Action item:
Because the entries hold pictures, reproduce only their words, exactly as written.

╭─ Provided records

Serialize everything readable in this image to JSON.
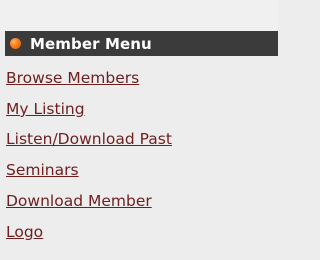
{
  "menu": {
    "title": "Member Menu",
    "items": [
      {
        "label": "Browse Members"
      },
      {
        "label": "My Listing"
      },
      {
        "label": "Listen/Download Past"
      },
      {
        "label": "Seminars"
      },
      {
        "label": "Download Member"
      },
      {
        "label": "Logo"
      }
    ]
  },
  "colors": {
    "header_bg": "#3b3b3b",
    "bullet": "#ff7a16",
    "link": "#6f1f1f",
    "page_bg": "#ededed"
  }
}
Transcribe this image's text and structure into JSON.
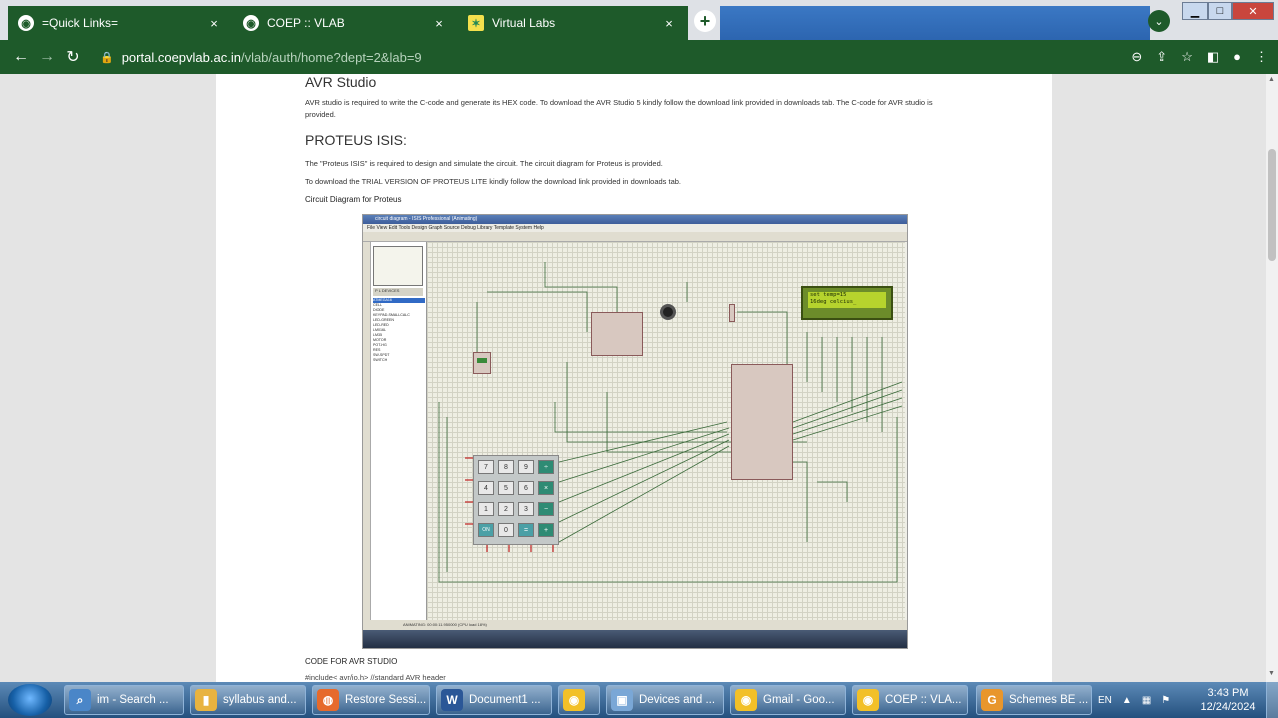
{
  "browser": {
    "tabs": [
      {
        "title": "=Quick Links=",
        "icon": "globe-icon"
      },
      {
        "title": "COEP :: VLAB",
        "icon": "globe-icon"
      },
      {
        "title": "Virtual Labs",
        "icon": "vlab-icon"
      }
    ],
    "close_glyph": "×",
    "new_tab_glyph": "+",
    "url_host": "portal.coepvlab.ac.in",
    "url_path": "/vlab/auth/home?dept=2&lab=9",
    "window_controls": {
      "min": "▁",
      "max": "□",
      "close": "✕"
    }
  },
  "page": {
    "avr_heading": "AVR Studio",
    "avr_text": "AVR studio is required to write the C-code and generate its HEX code. To download the AVR Studio 5 kindly follow the download link provided in downloads tab. The C-code for AVR studio is provided.",
    "proteus_heading": "PROTEUS ISIS:",
    "proteus_text_1": "The \"Proteus ISIS\" is required to design and simulate the circuit. The circuit diagram for Proteus is provided.",
    "proteus_text_2": "To download the TRIAL VERSION OF PROTEUS LITE kindly follow the download link provided in downloads tab.",
    "circuit_caption": "Circuit Diagram for Proteus",
    "code_heading": "CODE FOR AVR STUDIO",
    "code_first_line": "#include< avr/io.h> //standard AVR header"
  },
  "figure": {
    "title": "circuit diagram - ISIS Professional (Animating)",
    "menu": "File  View  Edit  Tools  Design  Graph  Source  Debug  Library  Template  System  Help",
    "pick_label": "P  L  DEVICES",
    "devices": [
      "ATMEGA16",
      "CELL",
      "DIODE",
      "KEYPAD-SMALLCALC",
      "LED-GREEN",
      "LED-RED",
      "LM016L",
      "LM35",
      "MOTOR",
      "POT-HG",
      "RES",
      "SW-SPDT",
      "SWITCH"
    ],
    "lcd_line_1": "set temp=15",
    "lcd_line_2": "16deg celcius_",
    "keys": [
      "7",
      "8",
      "9",
      "÷",
      "4",
      "5",
      "6",
      "×",
      "1",
      "2",
      "3",
      "−",
      "ON",
      "0",
      "=",
      "+"
    ],
    "status": "ANIMATING: 00:00:11.950000 (CPU load 18%)"
  },
  "taskbar": {
    "items": [
      {
        "label": "im - Search ...",
        "icon": "search-icon",
        "color": "#4a86c8"
      },
      {
        "label": "syllabus and...",
        "icon": "folder-icon",
        "color": "#e8b340"
      },
      {
        "label": "Restore Sessi...",
        "icon": "firefox-icon",
        "color": "#e66a2c"
      },
      {
        "label": "Document1 ...",
        "icon": "word-icon",
        "color": "#2b5797"
      },
      {
        "label": "",
        "icon": "chrome-icon",
        "color": "#f2c028"
      },
      {
        "label": "Devices and ...",
        "icon": "devices-icon",
        "color": "#7aa7d6"
      },
      {
        "label": "Gmail - Goo...",
        "icon": "chrome-icon",
        "color": "#f2c028"
      },
      {
        "label": "COEP :: VLA...",
        "icon": "chrome-icon",
        "color": "#f2c028"
      },
      {
        "label": "Schemes BE ...",
        "icon": "app-icon",
        "color": "#e8962c"
      }
    ],
    "tray_lang": "EN",
    "time": "3:43 PM",
    "date": "12/24/2024"
  }
}
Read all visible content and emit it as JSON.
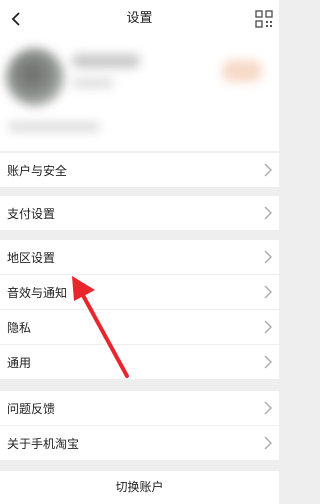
{
  "nav": {
    "title": "设置",
    "back_icon": "chevron-left-icon",
    "qr_icon": "qr-code-icon"
  },
  "profile": {
    "note": ""
  },
  "menu": {
    "group1": [
      "账户与安全"
    ],
    "group2": [
      "支付设置"
    ],
    "group3": [
      "地区设置",
      "音效与通知",
      "隐私",
      "通用"
    ],
    "group4": [
      "问题反馈",
      "关于手机淘宝"
    ]
  },
  "footer": {
    "switch_account": "切换账户"
  },
  "annotation": {
    "arrow_color": "#e8262b",
    "points_to": "音效与通知"
  }
}
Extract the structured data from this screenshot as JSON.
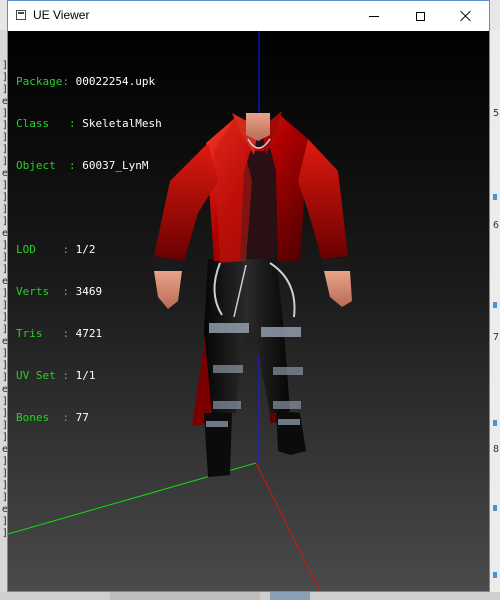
{
  "window": {
    "title": "UE Viewer",
    "minimize_symbol": "—",
    "maximize_symbol": "☐",
    "close_symbol": "✕"
  },
  "info": {
    "package": {
      "label": "Package",
      "value": "00022254.upk"
    },
    "class": {
      "label": "Class",
      "value": "SkeletalMesh"
    },
    "object": {
      "label": "Object",
      "value": "60037_LynM"
    },
    "lod": {
      "label": "LOD",
      "value": "1/2"
    },
    "verts": {
      "label": "Verts",
      "value": "3469"
    },
    "tris": {
      "label": "Tris",
      "value": "4721"
    },
    "uv_set": {
      "label": "UV Set",
      "value": "1/1"
    },
    "bones": {
      "label": "Bones",
      "value": "77"
    }
  },
  "background": {
    "left_glyphs": [
      "]",
      "]",
      "]",
      "e",
      "]",
      "]",
      "]",
      "]",
      "]",
      "e",
      "]",
      "]",
      "]",
      "]",
      "e",
      "]",
      "]",
      "]",
      "e",
      "]",
      "]",
      "]",
      "]",
      "e",
      "]",
      "]",
      "]",
      "e",
      "]",
      "]",
      "]",
      "]",
      "e",
      "]",
      "]",
      "]",
      "]",
      "e",
      "]",
      "]"
    ],
    "right_numbers": [
      "5",
      "6",
      "7",
      "8"
    ]
  },
  "colors": {
    "label_green": "#27d127",
    "value_white": "#ffffff",
    "axis_x": "#e01010",
    "axis_y": "#10dd10",
    "axis_z": "#1a1aff",
    "coat_red": "#b00000",
    "pants_black": "#111111"
  },
  "icons": {
    "app": "window-app-icon",
    "minimize": "minimize-icon",
    "maximize": "maximize-icon",
    "close": "close-icon"
  }
}
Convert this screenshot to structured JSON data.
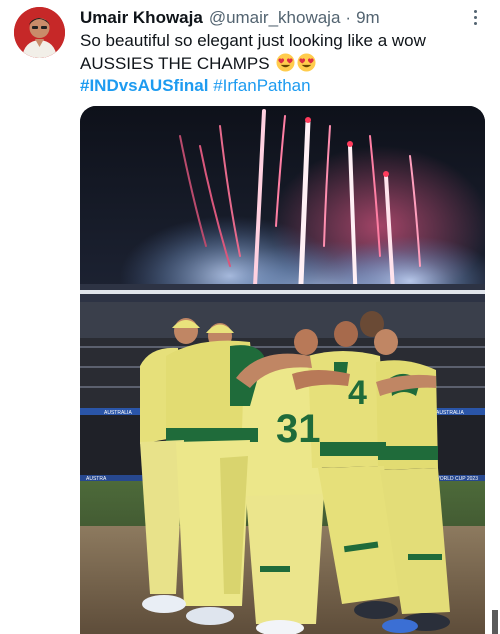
{
  "tweet": {
    "display_name": "Umair Khowaja",
    "handle": "@umair_khowaja",
    "separator": "·",
    "time": "9m",
    "text_line1": "So beautiful so elegant just looking like a wow",
    "text_line2": "AUSSIES THE CHAMPS",
    "emoji": [
      "smiling-face-with-heart-eyes",
      "smiling-face-with-heart-eyes"
    ],
    "hashtags": [
      "#INDvsAUSfinal",
      "#IrfanPathan"
    ]
  },
  "media": {
    "jersey_numbers": [
      "4",
      "31"
    ],
    "boards": [
      "AUSTRALIA",
      "AUSTRALIA",
      "AUSTRA",
      "WORLD CUP 2023"
    ]
  },
  "colors": {
    "link": "#1d9bf0",
    "secondary_text": "#536471",
    "jersey_yellow": "#e6e07a",
    "jersey_green": "#1f6b3a"
  }
}
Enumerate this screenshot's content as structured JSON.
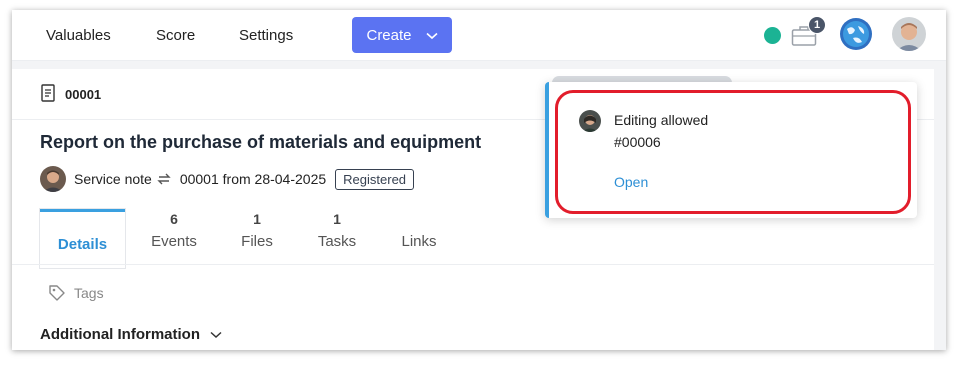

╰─

Solution for this task:
Serialize everything readable in this image to JSON.
{
  "menu": {
    "title": "Member Menu",
    "items": [
      {
        "label": "Browse Members"
      },
      {
        "label": "My Listing"
      },
      {
        "label": "Listen/Download Past"
      },
      {
        "label": "Seminars"
      },
      {
        "label": "Download Member"
      },
      {
        "label": "Logo"
      }
    ]
  },
  "colors": {
    "header_bg": "#3b3b3b",
    "bullet": "#ff7a16",
    "link": "#6f1f1f",
    "page_bg": "#ededed"
  }
}
Transcribe this image's text and structure into JSON.
{
  "browser": {
    "tabs": [
      {
        "title": "=Quick Links=",
        "icon": "globe-icon"
      },
      {
        "title": "COEP :: VLAB",
        "icon": "globe-icon"
      },
      {
        "title": "Virtual Labs",
        "icon": "vlab-icon"
      }
    ],
    "close_glyph": "×",
    "new_tab_glyph": "+",
    "url_host": "portal.coepvlab.ac.in",
    "url_path": "/vlab/auth/home?dept=2&lab=9",
    "window_controls": {
      "min": "▁",
      "max": "□",
      "close": "✕"
    }
  },
  "page": {
    "avr_heading": "AVR Studio",
    "avr_text": "AVR studio is required to write the C-code and generate its HEX code. To download the AVR Studio 5 kindly follow the download link provided in downloads tab. The C-code for AVR studio is provided.",
    "proteus_heading": "PROTEUS ISIS:",
    "proteus_text_1": "The \"Proteus ISIS\" is required to design and simulate the circuit. The circuit diagram for Proteus is provided.",
    "proteus_text_2": "To download the TRIAL VERSION OF PROTEUS LITE kindly follow the download link provided in downloads tab.",
    "circuit_caption": "Circuit Diagram for Proteus",
    "code_heading": "CODE FOR AVR STUDIO",
    "code_first_line": "#include< avr/io.h> //standard AVR header"
  },
  "figure": {
    "title": "circuit diagram - ISIS Professional (Animating)",
    "menu": "File  View  Edit  Tools  Design  Graph  Source  Debug  Library  Template  System  Help",
    "pick_label": "P  L  DEVICES",
    "devices": [
      "ATMEGA16",
      "CELL",
      "DIODE",
      "KEYPAD-SMALLCALC",
      "LED-GREEN",
      "LED-RED",
      "LM016L",
      "LM35",
      "MOTOR",
      "POT-HG",
      "RES",
      "SW-SPDT",
      "SWITCH"
    ],
    "lcd_line_1": "set temp=15",
    "lcd_line_2": "16deg celcius_",
    "keys": [
      "7",
      "8",
      "9",
      "÷",
      "4",
      "5",
      "6",
      "×",
      "1",
      "2",
      "3",
      "−",
      "ON",
      "0",
      "=",
      "+"
    ],
    "status": "ANIMATING: 00:00:11.950000 (CPU load 18%)"
  },
  "taskbar": {
    "items": [
      {
        "label": "im - Search ...",
        "icon": "search-icon",
        "color": "#4a86c8"
      },
      {
        "label": "syllabus and...",
        "icon": "folder-icon",
        "color": "#e8b340"
      },
      {
        "label": "Restore Sessi...",
        "icon": "firefox-icon",
        "color": "#e66a2c"
      },
      {
        "label": "Document1 ...",
        "icon": "word-icon",
        "color": "#2b5797"
      },
      {
        "label": "",
        "icon": "chrome-icon",
        "color": "#f2c028"
      },
      {
        "label": "Devices and ...",
        "icon": "devices-icon",
        "color": "#7aa7d6"
      },
      {
        "label": "Gmail - Goo...",
        "icon": "chrome-icon",
        "color": "#f2c028"
      },
      {
        "label": "COEP :: VLA...",
        "icon": "chrome-icon",
        "color": "#f2c028"
      },
      {
        "label": "Schemes BE ...",
        "icon": "app-icon",
        "color": "#e8962c"
      }
    ],
    "tray_lang": "EN",
    "time": "3:43 PM",
    "date": "12/24/2024"
  }
}
Read all visible content and emit it as JSON.
{
  "nav": {
    "title": "设置",
    "back_icon": "chevron-left-icon",
    "qr_icon": "qr-code-icon"
  },
  "profile": {
    "note": ""
  },
  "menu": {
    "group1": [
      "账户与安全"
    ],
    "group2": [
      "支付设置"
    ],
    "group3": [
      "地区设置",
      "音效与通知",
      "隐私",
      "通用"
    ],
    "group4": [
      "问题反馈",
      "关于手机淘宝"
    ]
  },
  "footer": {
    "switch_account": "切换账户"
  },
  "annotation": {
    "arrow_color": "#e8262b",
    "points_to": "音效与通知"
  }
}
Extract the structured data from this screenshot as JSON.
{
  "window": {
    "title": "UE Viewer",
    "minimize_symbol": "—",
    "maximize_symbol": "☐",
    "close_symbol": "✕"
  },
  "info": {
    "package": {
      "label": "Package",
      "value": "00022254.upk"
    },
    "class": {
      "label": "Class",
      "value": "SkeletalMesh"
    },
    "object": {
      "label": "Object",
      "value": "60037_LynM"
    },
    "lod": {
      "label": "LOD",
      "value": "1/2"
    },
    "verts": {
      "label": "Verts",
      "value": "3469"
    },
    "tris": {
      "label": "Tris",
      "value": "4721"
    },
    "uv_set": {
      "label": "UV Set",
      "value": "1/1"
    },
    "bones": {
      "label": "Bones",
      "value": "77"
    }
  },
  "background": {
    "left_glyphs": [
      "]",
      "]",
      "]",
      "e",
      "]",
      "]",
      "]",
      "]",
      "]",
      "e",
      "]",
      "]",
      "]",
      "]",
      "e",
      "]",
      "]",
      "]",
      "e",
      "]",
      "]",
      "]",
      "]",
      "e",
      "]",
      "]",
      "]",
      "e",
      "]",
      "]",
      "]",
      "]",
      "e",
      "]",
      "]",
      "]",
      "]",
      "e",
      "]",
      "]"
    ],
    "right_numbers": [
      "5",
      "6",
      "7",
      "8"
    ]
  },
  "colors": {
    "label_green": "#27d127",
    "value_white": "#ffffff",
    "axis_x": "#e01010",
    "axis_y": "#10dd10",
    "axis_z": "#1a1aff",
    "coat_red": "#b00000",
    "pants_black": "#111111"
  },
  "icons": {
    "app": "window-app-icon",
    "minimize": "minimize-icon",
    "maximize": "maximize-icon",
    "close": "close-icon"
  }
}
Convert this screenshot to structured JSON data.
{
  "tweet": {
    "display_name": "Umair Khowaja",
    "handle": "@umair_khowaja",
    "separator": "·",
    "time": "9m",
    "text_line1": "So beautiful so elegant just looking like a wow",
    "text_line2": "AUSSIES THE CHAMPS",
    "emoji": [
      "smiling-face-with-heart-eyes",
      "smiling-face-with-heart-eyes"
    ],
    "hashtags": [
      "#INDvsAUSfinal",
      "#IrfanPathan"
    ]
  },
  "media": {
    "jersey_numbers": [
      "4",
      "31"
    ],
    "boards": [
      "AUSTRALIA",
      "AUSTRALIA",
      "AUSTRA",
      "WORLD CUP 2023"
    ]
  },
  "colors": {
    "link": "#1d9bf0",
    "secondary_text": "#536471",
    "jersey_yellow": "#e6e07a",
    "jersey_green": "#1f6b3a"
  }
}
Enumerate this screenshot's content as structured JSON.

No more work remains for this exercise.